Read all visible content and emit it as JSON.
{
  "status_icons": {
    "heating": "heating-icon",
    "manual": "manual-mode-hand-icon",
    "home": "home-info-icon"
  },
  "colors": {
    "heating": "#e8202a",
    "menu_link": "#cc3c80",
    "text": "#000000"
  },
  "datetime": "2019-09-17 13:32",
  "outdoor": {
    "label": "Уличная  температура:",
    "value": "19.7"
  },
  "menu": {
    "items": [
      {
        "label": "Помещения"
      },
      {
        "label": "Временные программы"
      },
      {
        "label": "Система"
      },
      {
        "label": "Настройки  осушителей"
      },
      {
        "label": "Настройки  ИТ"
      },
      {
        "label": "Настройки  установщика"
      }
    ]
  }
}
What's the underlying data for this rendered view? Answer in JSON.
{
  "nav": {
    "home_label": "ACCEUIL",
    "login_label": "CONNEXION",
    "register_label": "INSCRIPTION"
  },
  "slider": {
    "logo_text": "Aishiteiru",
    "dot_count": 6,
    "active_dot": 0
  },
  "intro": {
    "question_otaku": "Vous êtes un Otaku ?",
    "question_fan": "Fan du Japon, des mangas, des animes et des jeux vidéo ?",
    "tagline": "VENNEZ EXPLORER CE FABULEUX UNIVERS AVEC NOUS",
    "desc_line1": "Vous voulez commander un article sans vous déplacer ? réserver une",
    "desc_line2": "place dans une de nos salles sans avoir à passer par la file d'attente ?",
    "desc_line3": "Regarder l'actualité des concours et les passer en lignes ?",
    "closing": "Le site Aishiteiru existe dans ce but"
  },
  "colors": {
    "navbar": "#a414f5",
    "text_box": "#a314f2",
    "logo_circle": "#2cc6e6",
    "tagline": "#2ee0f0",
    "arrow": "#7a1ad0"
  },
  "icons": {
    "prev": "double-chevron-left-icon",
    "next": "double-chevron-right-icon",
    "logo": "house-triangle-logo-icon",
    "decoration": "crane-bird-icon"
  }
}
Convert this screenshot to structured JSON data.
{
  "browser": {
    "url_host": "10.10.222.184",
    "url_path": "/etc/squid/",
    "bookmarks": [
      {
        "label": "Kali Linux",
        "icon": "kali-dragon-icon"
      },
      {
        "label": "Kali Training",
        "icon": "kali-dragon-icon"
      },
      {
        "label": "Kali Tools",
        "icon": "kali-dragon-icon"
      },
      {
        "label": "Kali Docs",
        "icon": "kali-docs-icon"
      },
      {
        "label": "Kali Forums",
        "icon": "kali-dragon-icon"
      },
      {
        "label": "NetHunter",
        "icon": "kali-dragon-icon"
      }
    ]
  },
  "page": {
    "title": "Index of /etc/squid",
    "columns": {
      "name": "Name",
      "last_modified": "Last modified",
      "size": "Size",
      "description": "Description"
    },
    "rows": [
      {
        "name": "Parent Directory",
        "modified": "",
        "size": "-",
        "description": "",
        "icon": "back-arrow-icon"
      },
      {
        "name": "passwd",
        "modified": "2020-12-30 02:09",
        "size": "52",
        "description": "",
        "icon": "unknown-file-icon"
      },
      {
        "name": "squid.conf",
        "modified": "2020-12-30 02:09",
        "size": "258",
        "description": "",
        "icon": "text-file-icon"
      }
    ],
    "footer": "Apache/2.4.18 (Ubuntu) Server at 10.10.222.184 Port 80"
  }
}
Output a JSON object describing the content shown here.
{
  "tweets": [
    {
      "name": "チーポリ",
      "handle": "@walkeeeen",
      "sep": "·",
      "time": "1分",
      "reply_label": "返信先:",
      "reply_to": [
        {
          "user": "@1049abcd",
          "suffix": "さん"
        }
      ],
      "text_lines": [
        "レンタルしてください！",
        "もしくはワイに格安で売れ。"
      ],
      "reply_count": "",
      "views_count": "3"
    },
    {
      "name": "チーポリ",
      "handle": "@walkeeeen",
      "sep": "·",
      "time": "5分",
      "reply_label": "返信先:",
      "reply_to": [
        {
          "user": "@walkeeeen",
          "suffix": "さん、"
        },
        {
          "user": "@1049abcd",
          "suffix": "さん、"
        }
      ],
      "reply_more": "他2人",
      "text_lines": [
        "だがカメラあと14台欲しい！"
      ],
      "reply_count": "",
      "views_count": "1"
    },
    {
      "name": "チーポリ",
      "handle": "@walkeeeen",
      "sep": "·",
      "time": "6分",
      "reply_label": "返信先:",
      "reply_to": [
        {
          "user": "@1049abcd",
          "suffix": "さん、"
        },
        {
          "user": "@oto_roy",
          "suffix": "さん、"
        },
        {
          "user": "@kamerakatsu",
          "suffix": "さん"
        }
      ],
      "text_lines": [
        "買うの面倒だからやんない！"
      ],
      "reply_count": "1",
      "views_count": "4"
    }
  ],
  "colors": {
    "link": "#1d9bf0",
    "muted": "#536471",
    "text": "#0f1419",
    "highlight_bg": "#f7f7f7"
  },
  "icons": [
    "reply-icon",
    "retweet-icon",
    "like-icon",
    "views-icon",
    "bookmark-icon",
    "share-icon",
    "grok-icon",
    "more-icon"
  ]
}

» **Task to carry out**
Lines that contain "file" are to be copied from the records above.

» **Exercise response**
    "desc_line2": "place dans une de nos salles sans avoir à passer par la file d'attente ?",
        "icon": "unknown-file-icon"
        "icon": "text-file-icon"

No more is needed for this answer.